Between the Google+ privacy scandal and the company's new hardware devices, as well as the Huawei Mate 20 and OnePlus 6T announcements and everything else that happened over the course of this month, you almost missed the fact that Facebook recently did something unsurprising-but-still-incredibly-surprising; as it turns out, all those reports about the company working on a smart speaker lineup were correct.
The jokes write themselves – the company that's been in the middle of some of the biggest user data leaks ever — many of which happened just this year — now wants to put a camera in your house and mic it up. The firm whose co-founder and CEO routinely has to remind the general public that his company technically isn't "a surveillance organization," that was abused by foreign actors seeking to polarize the American public and influence its democratic process, as well as meddle with the dealings of other countries, a company whose entire business model lives and dies by how much data it can devour about you – now wants you to put its camera-microphone combo into your home. Better yet, it wants you to pay for the privilege, with the Portal starting at $199.
For just $150 extra, you'll be able to get your hands on the Portal+ which will in turn be able to get Facebook's eyes on your habits as the gadget will actually follow you with its gaze around the room thanks to its rotatory base. Sure, Facebook won't literally be spying on your every move while you're unaware of it and the Portal series of display-equipped speakers will only be fully functional while you're actually using it for video calls. However, don't forget the tech making the communication magic happen here is basically Messenger. In other words, all usage patterns and personal information collected by Facebook's omnipresent IM app are also what the two Portal speakers will be gathering on you. Naturally, they might be even better at doing so seeing how they've been designed to be the center of one's Internet-connected household.
No company should attempt to enter an entirely new market shortly after enduring a debacle the size of Cambridge Analytica that directly affects those ambitions. Facebook may even agree with that point to a degree as it originally wanted to launch the Portal family in May but postponed it to early October, hoping the public will move on in the meantime. That plan may have actually worked had the company not disclosed the largest data breach in its history just ten days prior to debuting its latest spying tools, revealing that around 30 million accounts were compromised after their access tokens allowing for repeated login-free sessions were stolen. Facebook's response? Asking you for $350 so that it can put a machine that will harvest even more of your data that can get leaked further down the line. But hey, look at all these video chats! It really feels like the other person is right next to you because the camera follows you around… or something.

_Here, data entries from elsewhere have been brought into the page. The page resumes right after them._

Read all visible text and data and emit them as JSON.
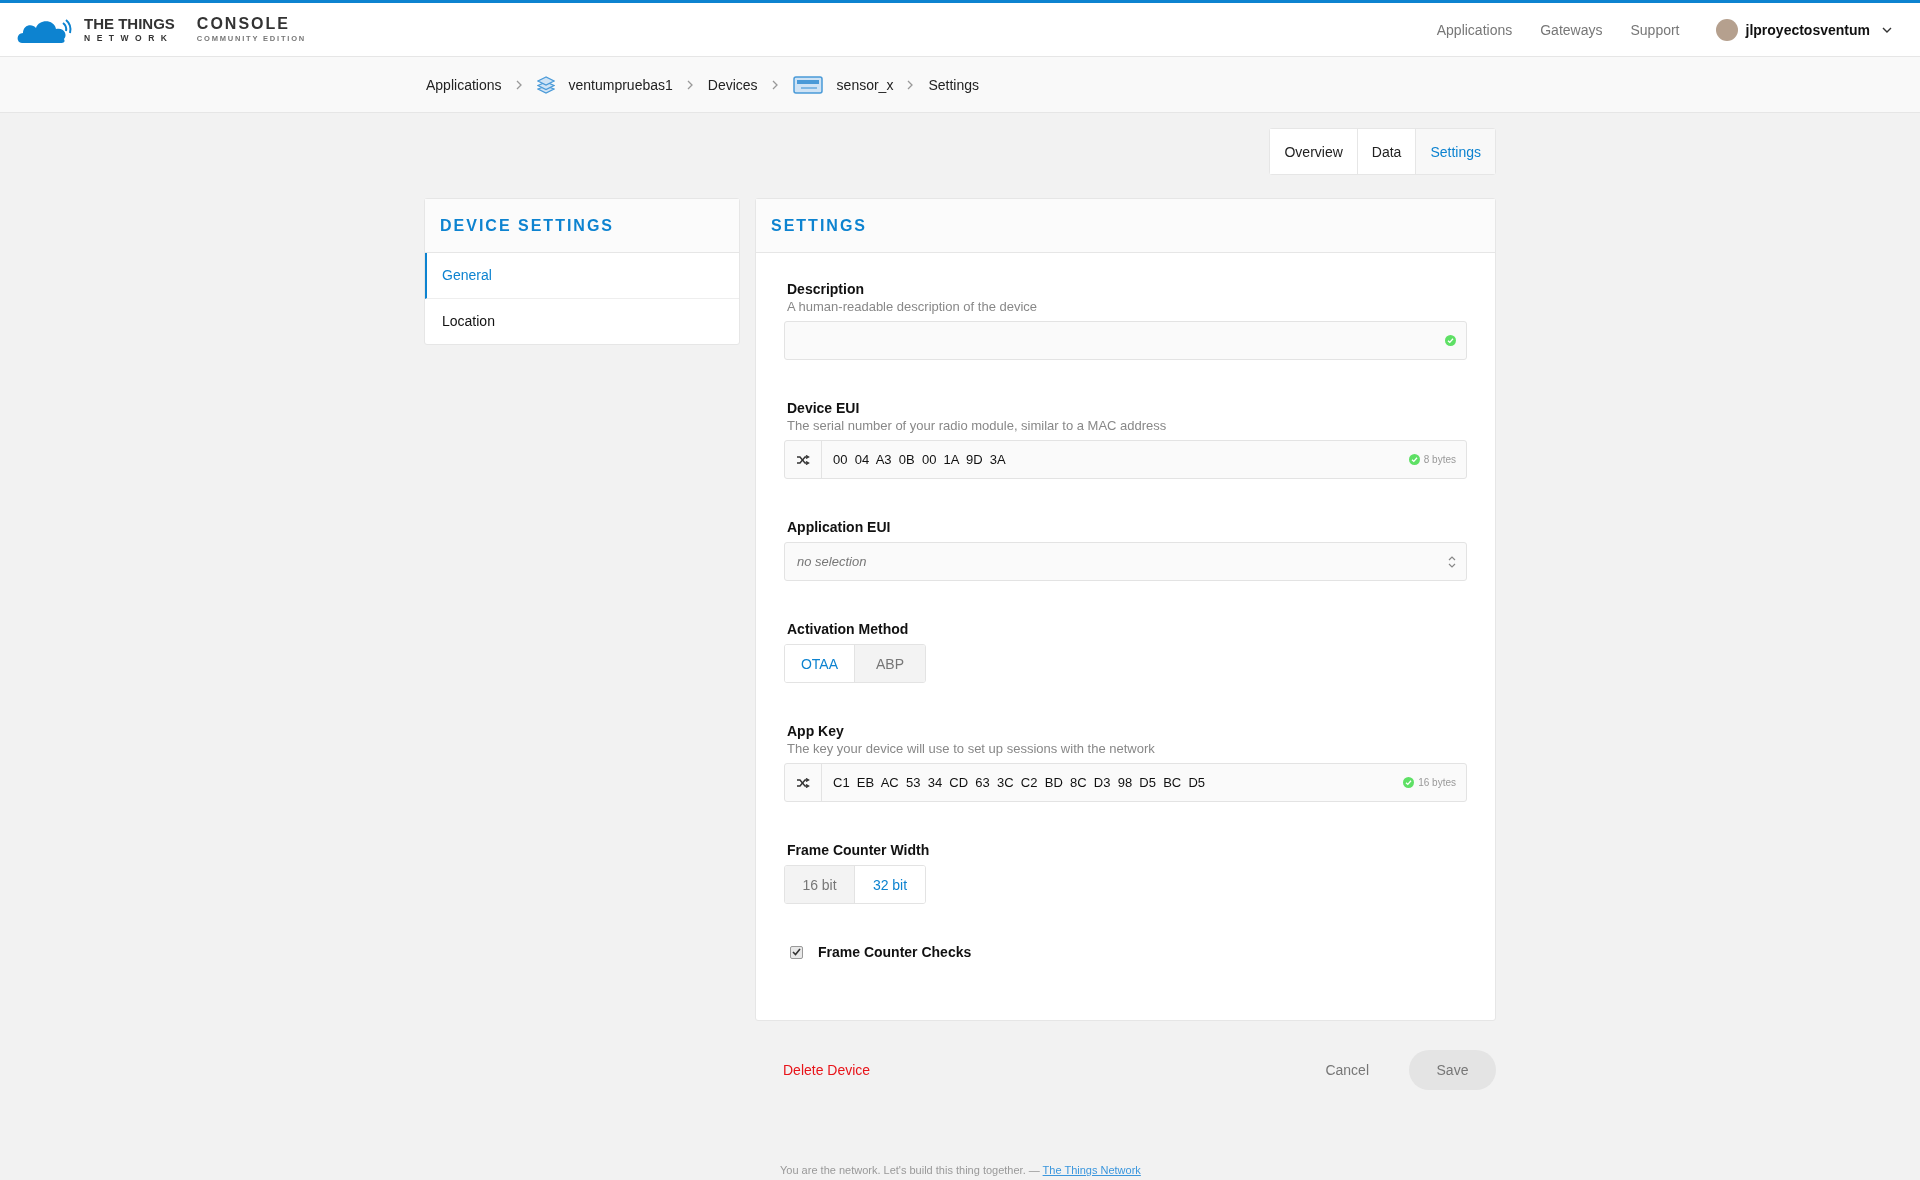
{
  "header": {
    "logo": {
      "line_1": "THE THINGS",
      "line_2": "NETWORK",
      "product": "CONSOLE",
      "edition": "COMMUNITY EDITION"
    },
    "nav": [
      "Applications",
      "Gateways",
      "Support"
    ],
    "user": {
      "name": "jlproyectosventum"
    }
  },
  "breadcrumb": [
    {
      "label": "Applications",
      "kind": "section"
    },
    {
      "label": "ventumpruebas1",
      "kind": "application"
    },
    {
      "label": "Devices",
      "kind": "section"
    },
    {
      "label": "sensor_x",
      "kind": "device"
    },
    {
      "label": "Settings",
      "kind": "section"
    }
  ],
  "tabs": [
    {
      "label": "Overview",
      "selected": false
    },
    {
      "label": "Data",
      "selected": false
    },
    {
      "label": "Settings",
      "selected": true
    }
  ],
  "sidebar": {
    "title": "DEVICE SETTINGS",
    "items": [
      {
        "label": "General",
        "selected": true
      },
      {
        "label": "Location",
        "selected": false
      }
    ]
  },
  "settings": {
    "title": "SETTINGS",
    "fields": [
      {
        "kind": "text",
        "label": "Description",
        "hint": "A human-readable description of the device",
        "valid": true
      },
      {
        "kind": "eui",
        "label": "Device EUI",
        "hint": "The serial number of your radio module, similar to a MAC address",
        "value": "00  04  A3  0B  00  1A  9D  3A",
        "size": "8 bytes",
        "valid": true
      },
      {
        "kind": "select",
        "label": "Application EUI",
        "placeholder": "no selection"
      },
      {
        "kind": "toggle",
        "label": "Activation Method",
        "options": [
          {
            "label": "OTAA",
            "selected": true
          },
          {
            "label": "ABP",
            "selected": false
          }
        ]
      },
      {
        "kind": "eui",
        "label": "App Key",
        "hint": "The key your device will use to set up sessions with the network",
        "value": "C1  EB  AC  53  34  CD  63  3C  C2  BD  8C  D3  98  D5  BC  D5",
        "size": "16 bytes",
        "valid": true
      },
      {
        "kind": "toggle",
        "label": "Frame Counter Width",
        "options": [
          {
            "label": "16 bit",
            "selected": false
          },
          {
            "label": "32 bit",
            "selected": true
          }
        ]
      },
      {
        "kind": "checkbox",
        "label": "Frame Counter Checks",
        "checked": true
      }
    ]
  },
  "actions": {
    "delete": "Delete Device",
    "cancel": "Cancel",
    "save": "Save"
  },
  "footer": {
    "text": "You are the network. Let's build this thing together. —",
    "link": "The Things Network"
  }
}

Facebook doesn't completely lack self-awareness but apparently doesn't have enough of it to just cut its losses, which really shouldn't be that big of a deal seeing how the Portal speakers aren't exactly revolutionary gadgets that sucked up a significant portion of its R&D budget. Sure, this is the first time its mysterious Building 8 actually delivered a consumer-grade product but at what cost and with what results? That self-awareness evident from the way Facebook markets these devices; go to portal.facebook.com and you'll be greeted by a laughable line about these speakers being "private by design." Why? Primarily because these products ship with a plastic lens cover that you literally slap on the front-facing camera lens. So, on one hand, Facebook knows its track record with user privacy is horrible enough to warrant including a literal cover for a camera it's trying to sell but on the other, it apparently has a hard time grasping how such a necessity may indicate it shouldn't be trying to pitch one to consumers in the first place. Would you buy a smoke detector from a company whose offices burned down on countless occasions in the past? Probably not, and that's even if you could somehow obtain a guarantee the firm in question has the best intentions for you, which is hardly the case for a conglomerate whose entire business model relies on having hundreds of millions of people use its "free" services, then profile them for the purposes of ad targeting. One could say that same argument could be against Google and they'd be largely correct, though Alphabet's subsidiary at least has a significantly better track record with keeping user data private and it's been playing the information harvesting game for longer than Facebook.
So, when November 13 arrives and the two Portal speakers actually start shipping to customers, there's a good chance both will be dead on arrival. Sure, the general public's attention span isn't particularly long but the sheer volume of Facebook's recent privacy scandals should still be too much for the average American to take in and buy the Portal or Portal+ over something like the Echo Show that's both cheaper, more versatile, and comes from a company that hasn't been leaking user info en masse every other day since its inception. Alright, that last part was an embellishment. It probably happened every day.
Facebook's growing hardware ambitions are still concerning; the sole fact that the Portal lineup actually happened even after all of those data scandals the company found itself in suggest this particular tech juggernaut is adamant to get into your home one way or another and will certainly keep trying until it succeeds. To make matters worse, the firm is barely even trying to address these issues and appears to be well-aware of the ridiculousness of its consumer electronics ambitions as it chose to pursue them with little transparency. Among other things, that's also evidenced by the fact that numerous Facebook representatives failed to respond to a request for comment on this article for more than a week. All things considered, you can certainly leave it to Facebook to make something like smart speakers — a product category that already raises major digital privacy concerns — even creepier.